What you are asked to do:
Retype, exactly and completely, the listing that comes next, skipping its images.

Records for processing:
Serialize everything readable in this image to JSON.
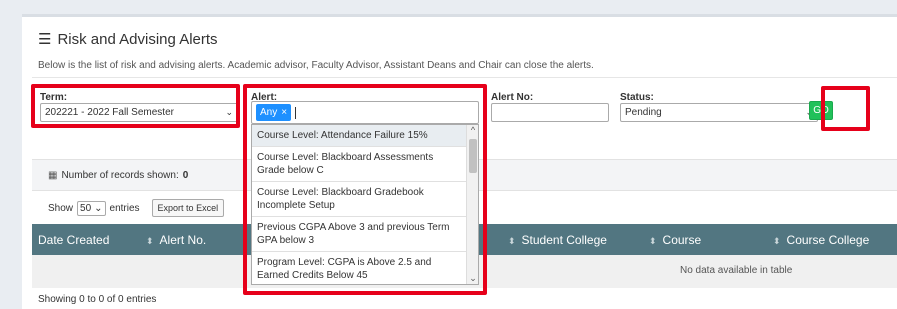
{
  "page": {
    "title": "Risk and Advising Alerts",
    "description": "Below is the list of risk and advising alerts. Academic advisor, Faculty Advisor, Assistant Deans and Chair can close the alerts."
  },
  "filters": {
    "term_label": "Term:",
    "term_value": "202221 - 2022 Fall Semester",
    "alert_label": "Alert:",
    "alert_chip": "Any",
    "alert_chip_remove": "×",
    "alert_no_label": "Alert No:",
    "alert_no_value": "",
    "status_label": "Status:",
    "status_value": "Pending",
    "go_label": "GO"
  },
  "alert_options": [
    "Course Level: Attendance Failure 15%",
    "Course Level: Blackboard Assessments Grade below C",
    "Course Level: Blackboard Gradebook Incomplete Setup",
    "Previous CGPA Above 3 and previous Term GPA below 3",
    "Program Level: CGPA is Above 2.5 and Earned Credits Below 45"
  ],
  "records": {
    "label": "Number of records shown:",
    "count": "0"
  },
  "length": {
    "show": "Show",
    "value": "50",
    "entries": "entries",
    "export": "Export to Excel"
  },
  "table": {
    "columns": [
      "Date Created",
      "Alert No.",
      "Student College",
      "Course",
      "Course College"
    ],
    "empty": "No data available in table",
    "info": "Showing 0 to 0 of 0 entries"
  },
  "colors": {
    "highlight_box": "#e6001a",
    "table_header": "#527681",
    "go_button": "#21c15a",
    "chip": "#1e90ff"
  }
}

Result:
Serialize everything readable in this image to JSON.
{
  "page": {
    "title": "Risk and Advising Alerts",
    "description": "Below is the list of risk and advising alerts. Academic advisor, Faculty Advisor, Assistant Deans and Chair can close the alerts."
  },
  "filters": {
    "term_label": "Term:",
    "term_value": "202221 - 2022 Fall Semester",
    "alert_label": "Alert:",
    "alert_chip": "Any",
    "alert_chip_remove": "×",
    "alert_no_label": "Alert No:",
    "alert_no_value": "",
    "status_label": "Status:",
    "status_value": "Pending",
    "go_label": "GO"
  },
  "alert_options": [
    "Course Level: Attendance Failure 15%",
    "Course Level: Blackboard Assessments Grade below C",
    "Course Level: Blackboard Gradebook Incomplete Setup",
    "Previous CGPA Above 3 and previous Term GPA below 3",
    "Program Level: CGPA is Above 2.5 and Earned Credits Below 45"
  ],
  "records": {
    "label": "Number of records shown:",
    "count": "0"
  },
  "length": {
    "show": "Show",
    "value": "50",
    "entries": "entries",
    "export": "Export to Excel"
  },
  "table": {
    "columns": [
      "Date Created",
      "Alert No.",
      "Student College",
      "Course",
      "Course College"
    ],
    "empty": "No data available in table",
    "info": "Showing 0 to 0 of 0 entries"
  },
  "colors": {
    "highlight_box": "#e6001a",
    "table_header": "#527681",
    "go_button": "#21c15a",
    "chip": "#1e90ff"
  }
}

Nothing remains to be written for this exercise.